    Thanks for the linkage. Hopefully someone at the Red Cross will read about the ordeal it’s putting people through and improve it’s relations with the potentially infected.

  2. Vulcan says:

    Full disclosure. I work for a Red Cross chapter.

    This post is two-and-a-half years old. Yes, a couple of the responses are new, but those are so far down that the “easily riled” will get steamed about situations and probelms that may have already been resolved. This blog owner is being responsive and responsible, updating with new information about his experience. (Yes, much of it is negative to Red Cross. Montecore’s still being responsible.) As you well know, commenters vent their frustrations and rarely come back to update about positive resolutions to their concerns.

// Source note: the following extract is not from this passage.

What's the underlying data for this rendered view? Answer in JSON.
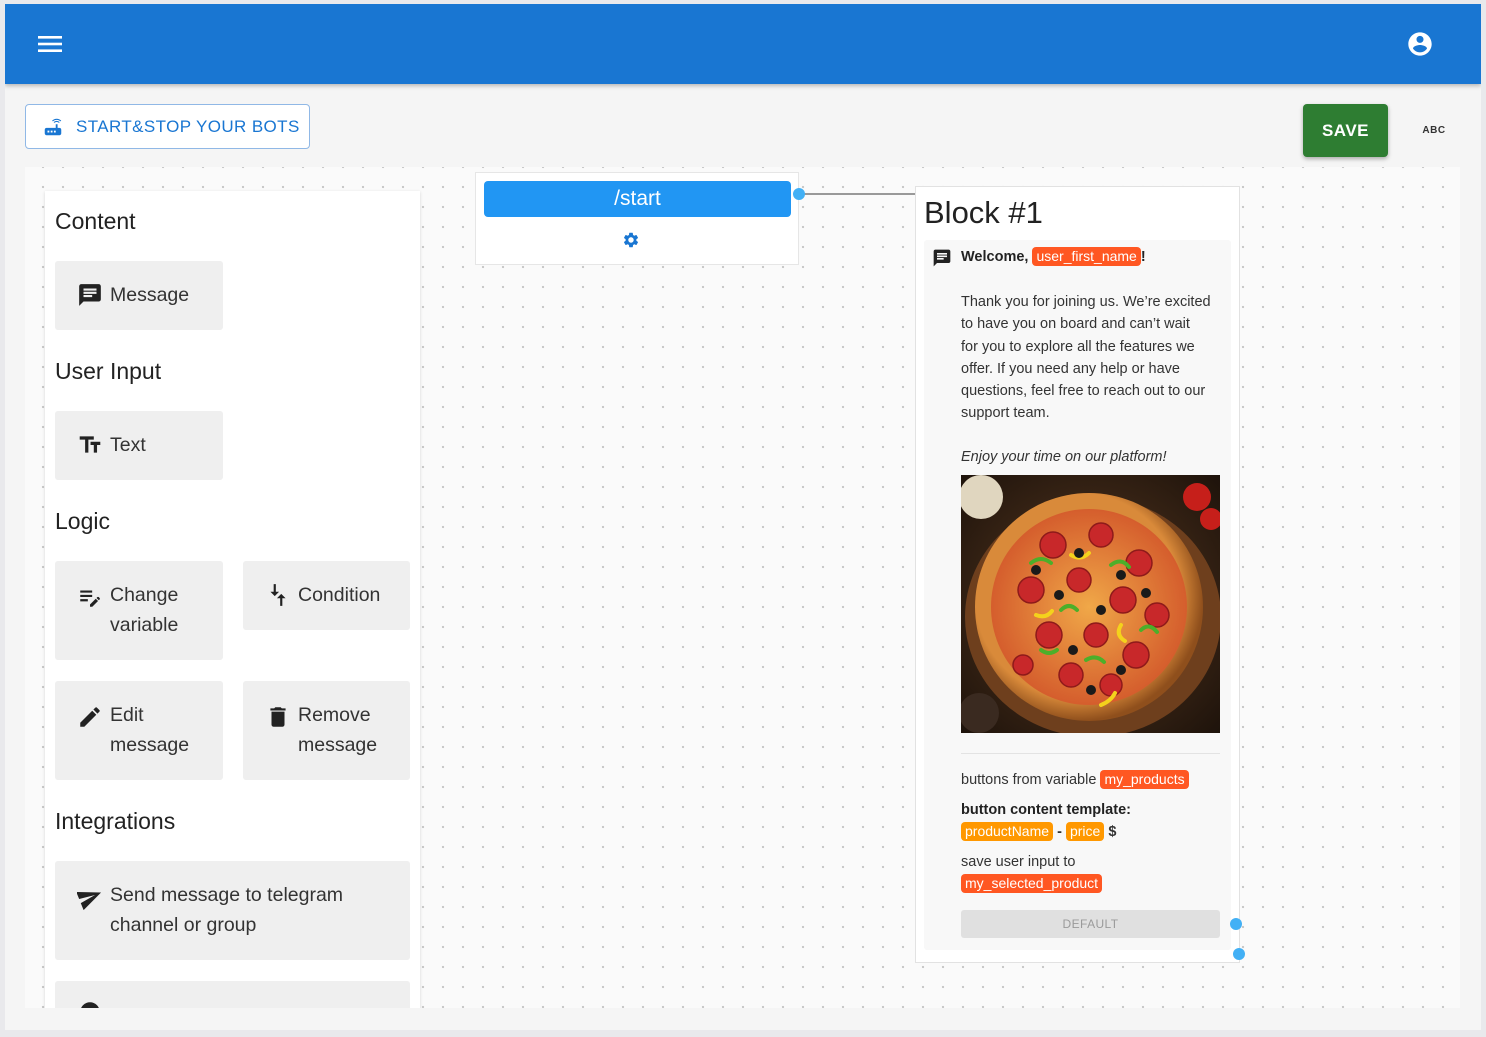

    What concerns me the MOST about this entry is the misleading title. “The Red Cross Gave Me AIDS.”

    This is completely irresponsible. The number one fear that prevents people from donating blood is the paranoia that they might get a disease from the needles and equipment. For decades, the Red Cross (and our competing blood providers, I might add) has used sterile and disposable equipment for every single donation.

    You cannot contract AIDS or anything else from giving blood. Period.

    The title of this Consumerist entry gives not just a false impression, but one that is potentially disastrous. There are enough seasonal blood shortages already — please don’t compound them by propogating a false impression about risks of disease from donation.

    My heart goes out to all of those people who were needlessly scared or scarred. I only hope that those in blood services have taken these stories as caution, and have improved customer service and donor relations.

    I beg you to change your headline.

    Thanks…

    Vulcan
    ——————————–
    PS – as to those asking for a phone notification instead of a letter, there is a great reason for that.

    The results of that kind of test are personal and confidential. If an unauthorized party opens a letter not addressed to them and learns of someone else’s medical condition, the notifying agency has no liability.

    If the Red Cross (or ANY AIDS outreach program for that matter) were to notify by phone, there would be no way at all to verify the identity of the answering party. We’d get sued, and in a major way. Even if we called and were told the party was unavailable, that would create enough of a question to “taint” that person’s privacy and reputation.

    What you ask for seems nicer, but is fraught with many drawbacks.

  3. Montecore says:

    I heart irony–a Red Cross employee criticizing someone else for irresponsible communication. I’ll make a deal with you, Vulcan: if your employer changes its notification policy, I’ll change my headline.

    Furthermore, scaring people away from the Red Cross might be a good thing–your company needs to feel the repercussions of how it treats its donors. There are people out there who erroneously think they have HIV/AIDS because of the Red Cross. There are other outlets to which people can donate blood.

  4. Bubba Barney says:

    ‘girlfriend is giving it away like leftover high school cupcakes’ – Oh, Consumerist! You and your clever analogies.